Without a doubt, there would be even more Squirrel Flower music, if Williams wouldn't have to deal with the 'unfortunate' task of telling the world about Planet (i), her latest album and an impressive statement of intent. It is understandable, but slightly regrettable that one of the most written-about facts surrounding the LP is that it involves Portishead's Adrian Utley on guitar and moog. After all, what is really remarkable about Planet (i) (and revealing about its creator's confidence) is that Williams flew all the way from Boston to Bristol and then only used two tunes involving Utley (albeit, truth be told, these pieces, "I'll go running" and "To be forgotten", are stand-outs).

Clearly, then, this is not just a collection of songs, but a bigger vision, an idea of the album as a form that collects loose, mostly unpremeditated moments to discover their hidden connections. Or maybe it's just a documentation of an artist who lives and breathes music so much that she's already working on the next album while talking about the current one:

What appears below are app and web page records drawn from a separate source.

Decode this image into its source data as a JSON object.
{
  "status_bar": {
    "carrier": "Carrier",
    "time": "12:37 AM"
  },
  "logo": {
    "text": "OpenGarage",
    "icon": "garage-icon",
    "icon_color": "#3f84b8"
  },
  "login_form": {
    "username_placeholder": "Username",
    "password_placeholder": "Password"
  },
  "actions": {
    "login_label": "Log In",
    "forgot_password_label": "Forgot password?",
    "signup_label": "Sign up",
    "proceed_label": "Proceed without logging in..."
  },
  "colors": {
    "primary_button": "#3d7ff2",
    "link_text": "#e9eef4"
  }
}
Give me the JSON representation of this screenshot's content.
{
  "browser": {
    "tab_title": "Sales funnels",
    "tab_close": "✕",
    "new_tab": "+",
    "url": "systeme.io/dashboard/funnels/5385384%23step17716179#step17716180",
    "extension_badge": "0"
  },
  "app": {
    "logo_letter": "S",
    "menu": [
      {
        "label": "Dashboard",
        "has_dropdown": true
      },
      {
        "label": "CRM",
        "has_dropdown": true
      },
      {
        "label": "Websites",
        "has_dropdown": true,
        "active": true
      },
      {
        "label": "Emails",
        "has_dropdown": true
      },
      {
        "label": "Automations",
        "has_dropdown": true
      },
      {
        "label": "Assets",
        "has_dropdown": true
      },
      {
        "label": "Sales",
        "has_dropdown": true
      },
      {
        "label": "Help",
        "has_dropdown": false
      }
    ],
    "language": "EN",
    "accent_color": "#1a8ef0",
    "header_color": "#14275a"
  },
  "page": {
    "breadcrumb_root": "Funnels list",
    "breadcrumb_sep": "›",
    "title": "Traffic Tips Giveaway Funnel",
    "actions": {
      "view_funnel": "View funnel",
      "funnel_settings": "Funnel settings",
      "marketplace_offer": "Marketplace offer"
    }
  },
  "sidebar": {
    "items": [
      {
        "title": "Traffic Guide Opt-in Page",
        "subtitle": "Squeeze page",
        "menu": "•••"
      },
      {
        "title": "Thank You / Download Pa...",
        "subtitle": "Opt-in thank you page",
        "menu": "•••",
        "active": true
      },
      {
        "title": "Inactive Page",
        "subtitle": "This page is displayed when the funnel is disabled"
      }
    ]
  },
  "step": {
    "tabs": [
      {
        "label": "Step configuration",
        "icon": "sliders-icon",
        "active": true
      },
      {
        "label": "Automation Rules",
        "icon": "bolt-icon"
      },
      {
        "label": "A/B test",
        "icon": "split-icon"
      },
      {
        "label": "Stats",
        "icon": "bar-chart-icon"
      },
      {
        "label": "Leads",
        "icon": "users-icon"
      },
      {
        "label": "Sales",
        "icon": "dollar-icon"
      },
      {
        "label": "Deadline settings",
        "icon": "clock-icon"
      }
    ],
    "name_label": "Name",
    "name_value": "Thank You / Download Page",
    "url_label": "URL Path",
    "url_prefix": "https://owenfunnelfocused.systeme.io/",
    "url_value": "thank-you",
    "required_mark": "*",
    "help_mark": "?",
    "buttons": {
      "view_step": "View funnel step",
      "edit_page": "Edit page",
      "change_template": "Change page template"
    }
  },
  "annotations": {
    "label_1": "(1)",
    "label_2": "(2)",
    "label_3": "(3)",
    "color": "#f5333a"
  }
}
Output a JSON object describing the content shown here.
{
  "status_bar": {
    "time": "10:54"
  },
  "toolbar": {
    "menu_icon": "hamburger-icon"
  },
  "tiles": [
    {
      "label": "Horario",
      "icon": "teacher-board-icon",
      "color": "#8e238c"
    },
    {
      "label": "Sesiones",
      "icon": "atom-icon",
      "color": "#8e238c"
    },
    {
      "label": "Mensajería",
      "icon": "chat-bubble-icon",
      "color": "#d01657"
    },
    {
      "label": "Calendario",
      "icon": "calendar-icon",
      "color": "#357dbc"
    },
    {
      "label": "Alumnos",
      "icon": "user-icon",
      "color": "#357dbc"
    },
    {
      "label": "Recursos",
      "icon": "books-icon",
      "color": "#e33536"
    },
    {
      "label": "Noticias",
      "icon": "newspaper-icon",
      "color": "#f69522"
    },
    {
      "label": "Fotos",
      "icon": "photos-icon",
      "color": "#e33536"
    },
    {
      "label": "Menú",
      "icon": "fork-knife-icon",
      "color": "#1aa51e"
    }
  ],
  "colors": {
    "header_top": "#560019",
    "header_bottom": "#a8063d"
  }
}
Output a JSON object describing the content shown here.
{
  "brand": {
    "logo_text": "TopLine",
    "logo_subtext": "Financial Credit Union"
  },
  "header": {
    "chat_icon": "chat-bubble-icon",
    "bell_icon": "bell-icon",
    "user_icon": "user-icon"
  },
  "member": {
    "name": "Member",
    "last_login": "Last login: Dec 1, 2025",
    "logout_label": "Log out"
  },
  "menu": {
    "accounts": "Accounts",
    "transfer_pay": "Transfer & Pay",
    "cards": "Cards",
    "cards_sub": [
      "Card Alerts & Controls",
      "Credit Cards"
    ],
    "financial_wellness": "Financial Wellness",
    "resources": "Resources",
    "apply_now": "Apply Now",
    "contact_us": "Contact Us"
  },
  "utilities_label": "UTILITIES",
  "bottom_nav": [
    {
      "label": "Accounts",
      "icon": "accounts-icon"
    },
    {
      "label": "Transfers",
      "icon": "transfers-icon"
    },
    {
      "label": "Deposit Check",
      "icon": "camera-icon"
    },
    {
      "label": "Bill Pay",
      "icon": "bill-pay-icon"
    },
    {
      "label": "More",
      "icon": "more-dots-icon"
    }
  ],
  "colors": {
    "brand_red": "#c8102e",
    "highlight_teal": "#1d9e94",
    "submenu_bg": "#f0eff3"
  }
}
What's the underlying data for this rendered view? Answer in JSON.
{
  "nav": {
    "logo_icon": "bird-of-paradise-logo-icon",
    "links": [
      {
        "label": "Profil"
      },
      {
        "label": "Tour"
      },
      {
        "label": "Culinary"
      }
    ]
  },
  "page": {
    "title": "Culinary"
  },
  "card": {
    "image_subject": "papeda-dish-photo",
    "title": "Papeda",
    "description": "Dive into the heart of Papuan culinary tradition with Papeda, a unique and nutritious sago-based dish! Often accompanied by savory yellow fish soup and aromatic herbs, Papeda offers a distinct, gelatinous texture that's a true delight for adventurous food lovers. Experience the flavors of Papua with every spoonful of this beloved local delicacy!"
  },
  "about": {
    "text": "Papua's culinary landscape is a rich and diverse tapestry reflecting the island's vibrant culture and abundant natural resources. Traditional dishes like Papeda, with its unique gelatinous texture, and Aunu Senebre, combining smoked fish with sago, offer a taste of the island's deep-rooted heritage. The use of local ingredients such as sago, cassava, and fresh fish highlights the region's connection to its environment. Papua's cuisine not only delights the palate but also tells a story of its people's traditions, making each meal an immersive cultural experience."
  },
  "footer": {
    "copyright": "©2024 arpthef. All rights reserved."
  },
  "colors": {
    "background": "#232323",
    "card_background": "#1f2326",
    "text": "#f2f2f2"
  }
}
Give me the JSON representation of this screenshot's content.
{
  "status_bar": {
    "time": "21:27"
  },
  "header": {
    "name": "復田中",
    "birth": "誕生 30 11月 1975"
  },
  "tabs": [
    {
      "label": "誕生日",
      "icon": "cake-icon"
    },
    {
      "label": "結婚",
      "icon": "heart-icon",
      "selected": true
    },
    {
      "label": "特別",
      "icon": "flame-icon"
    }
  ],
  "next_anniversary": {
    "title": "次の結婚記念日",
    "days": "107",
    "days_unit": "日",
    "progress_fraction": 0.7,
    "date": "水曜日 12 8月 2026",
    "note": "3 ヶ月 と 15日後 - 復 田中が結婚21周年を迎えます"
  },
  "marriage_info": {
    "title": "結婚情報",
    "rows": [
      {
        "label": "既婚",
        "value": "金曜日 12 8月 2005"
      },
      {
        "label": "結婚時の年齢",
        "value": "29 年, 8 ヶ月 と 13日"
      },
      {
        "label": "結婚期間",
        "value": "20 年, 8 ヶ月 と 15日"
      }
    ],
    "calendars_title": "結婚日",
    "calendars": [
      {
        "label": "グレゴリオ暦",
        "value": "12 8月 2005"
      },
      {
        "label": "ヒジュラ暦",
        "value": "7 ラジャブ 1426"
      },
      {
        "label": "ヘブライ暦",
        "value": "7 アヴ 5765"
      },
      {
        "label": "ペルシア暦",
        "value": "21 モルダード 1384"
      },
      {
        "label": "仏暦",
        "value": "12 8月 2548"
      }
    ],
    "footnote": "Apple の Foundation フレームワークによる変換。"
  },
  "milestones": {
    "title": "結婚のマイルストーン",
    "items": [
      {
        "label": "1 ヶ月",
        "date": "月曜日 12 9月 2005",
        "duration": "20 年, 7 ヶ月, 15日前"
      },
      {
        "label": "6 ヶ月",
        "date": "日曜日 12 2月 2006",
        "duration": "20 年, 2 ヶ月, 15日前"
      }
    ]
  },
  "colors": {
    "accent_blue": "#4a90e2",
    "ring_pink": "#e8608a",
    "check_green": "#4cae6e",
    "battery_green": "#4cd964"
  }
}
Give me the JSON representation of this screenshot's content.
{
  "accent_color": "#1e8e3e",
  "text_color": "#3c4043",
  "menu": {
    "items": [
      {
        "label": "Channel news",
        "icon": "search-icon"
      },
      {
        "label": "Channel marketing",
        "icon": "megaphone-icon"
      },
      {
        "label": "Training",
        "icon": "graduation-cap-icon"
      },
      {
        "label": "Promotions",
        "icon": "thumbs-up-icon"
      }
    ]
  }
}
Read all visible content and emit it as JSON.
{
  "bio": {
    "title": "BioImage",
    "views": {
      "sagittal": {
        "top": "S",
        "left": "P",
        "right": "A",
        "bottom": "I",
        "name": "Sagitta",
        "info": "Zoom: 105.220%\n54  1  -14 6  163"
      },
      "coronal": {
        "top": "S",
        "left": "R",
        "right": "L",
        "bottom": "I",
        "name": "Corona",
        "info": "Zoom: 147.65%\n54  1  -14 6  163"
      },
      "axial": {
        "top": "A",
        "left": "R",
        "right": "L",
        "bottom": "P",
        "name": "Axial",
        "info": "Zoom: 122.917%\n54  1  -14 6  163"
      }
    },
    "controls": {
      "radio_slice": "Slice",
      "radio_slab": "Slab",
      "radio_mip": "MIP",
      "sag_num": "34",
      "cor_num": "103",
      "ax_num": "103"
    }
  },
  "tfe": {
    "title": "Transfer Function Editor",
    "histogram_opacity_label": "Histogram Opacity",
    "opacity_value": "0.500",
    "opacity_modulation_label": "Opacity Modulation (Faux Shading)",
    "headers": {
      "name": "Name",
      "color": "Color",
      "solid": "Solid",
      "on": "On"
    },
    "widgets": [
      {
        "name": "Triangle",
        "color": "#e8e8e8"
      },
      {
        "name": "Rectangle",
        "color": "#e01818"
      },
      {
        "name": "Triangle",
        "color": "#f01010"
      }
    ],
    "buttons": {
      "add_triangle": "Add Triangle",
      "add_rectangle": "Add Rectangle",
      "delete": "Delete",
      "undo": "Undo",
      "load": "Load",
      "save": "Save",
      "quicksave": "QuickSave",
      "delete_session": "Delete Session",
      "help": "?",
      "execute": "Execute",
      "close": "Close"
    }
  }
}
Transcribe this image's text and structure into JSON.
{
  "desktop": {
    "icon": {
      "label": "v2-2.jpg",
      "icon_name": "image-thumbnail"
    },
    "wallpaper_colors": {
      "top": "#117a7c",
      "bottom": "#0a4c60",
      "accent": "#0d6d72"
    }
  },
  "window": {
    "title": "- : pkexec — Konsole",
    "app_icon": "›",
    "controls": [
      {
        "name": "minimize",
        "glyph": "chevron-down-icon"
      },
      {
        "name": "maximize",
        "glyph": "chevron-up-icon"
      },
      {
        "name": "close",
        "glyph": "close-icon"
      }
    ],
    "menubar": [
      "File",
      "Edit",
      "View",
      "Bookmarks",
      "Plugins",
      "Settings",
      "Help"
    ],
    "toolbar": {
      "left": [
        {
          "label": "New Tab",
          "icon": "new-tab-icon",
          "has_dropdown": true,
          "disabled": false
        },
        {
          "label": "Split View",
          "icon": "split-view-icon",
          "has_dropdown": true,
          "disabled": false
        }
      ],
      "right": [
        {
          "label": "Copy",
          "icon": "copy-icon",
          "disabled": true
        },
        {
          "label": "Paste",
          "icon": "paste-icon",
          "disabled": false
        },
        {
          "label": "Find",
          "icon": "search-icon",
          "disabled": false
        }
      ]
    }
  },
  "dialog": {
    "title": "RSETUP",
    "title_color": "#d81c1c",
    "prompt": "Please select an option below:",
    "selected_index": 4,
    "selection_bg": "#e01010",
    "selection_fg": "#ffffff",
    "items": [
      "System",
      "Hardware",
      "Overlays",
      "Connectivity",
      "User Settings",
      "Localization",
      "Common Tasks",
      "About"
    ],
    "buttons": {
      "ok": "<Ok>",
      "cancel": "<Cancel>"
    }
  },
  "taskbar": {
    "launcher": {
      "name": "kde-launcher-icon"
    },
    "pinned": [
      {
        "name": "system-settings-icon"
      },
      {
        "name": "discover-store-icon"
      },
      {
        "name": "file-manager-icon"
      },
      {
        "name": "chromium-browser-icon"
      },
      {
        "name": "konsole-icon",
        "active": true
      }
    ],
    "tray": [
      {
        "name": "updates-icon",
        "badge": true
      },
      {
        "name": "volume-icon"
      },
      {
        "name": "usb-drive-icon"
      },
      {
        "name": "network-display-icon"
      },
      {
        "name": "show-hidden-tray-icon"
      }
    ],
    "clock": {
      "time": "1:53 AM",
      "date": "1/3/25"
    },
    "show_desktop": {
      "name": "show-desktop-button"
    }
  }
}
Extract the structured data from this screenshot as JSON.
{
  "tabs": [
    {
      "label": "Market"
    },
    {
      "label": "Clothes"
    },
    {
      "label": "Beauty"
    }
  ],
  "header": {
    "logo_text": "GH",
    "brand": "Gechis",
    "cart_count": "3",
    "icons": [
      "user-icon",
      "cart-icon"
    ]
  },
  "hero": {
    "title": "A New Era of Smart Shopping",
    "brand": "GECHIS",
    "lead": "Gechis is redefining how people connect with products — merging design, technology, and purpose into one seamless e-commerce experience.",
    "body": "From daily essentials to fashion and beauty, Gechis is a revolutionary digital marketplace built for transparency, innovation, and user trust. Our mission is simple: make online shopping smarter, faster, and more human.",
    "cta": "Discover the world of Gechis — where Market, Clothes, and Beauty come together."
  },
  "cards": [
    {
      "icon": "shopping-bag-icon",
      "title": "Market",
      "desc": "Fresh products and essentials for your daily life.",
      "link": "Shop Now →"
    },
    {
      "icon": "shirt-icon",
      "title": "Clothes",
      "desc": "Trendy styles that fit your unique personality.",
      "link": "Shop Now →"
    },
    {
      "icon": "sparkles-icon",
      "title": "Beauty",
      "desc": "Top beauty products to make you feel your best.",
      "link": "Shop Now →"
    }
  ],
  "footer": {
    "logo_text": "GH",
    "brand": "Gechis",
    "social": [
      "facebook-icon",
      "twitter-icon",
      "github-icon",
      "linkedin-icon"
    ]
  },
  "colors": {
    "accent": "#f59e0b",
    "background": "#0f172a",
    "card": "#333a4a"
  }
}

"Squirrel Flower isn't really a collaborative project, it's always been very solo, but collaboration is a huge part of my musical life outside of Squirrel Flower. There's nothing better than playing music and letting loose with other people. Usually these collaborations happen for fun with no intention of recording or actually creating something. It's about creating music together in the moment."

Read our Squirrel Flower interview.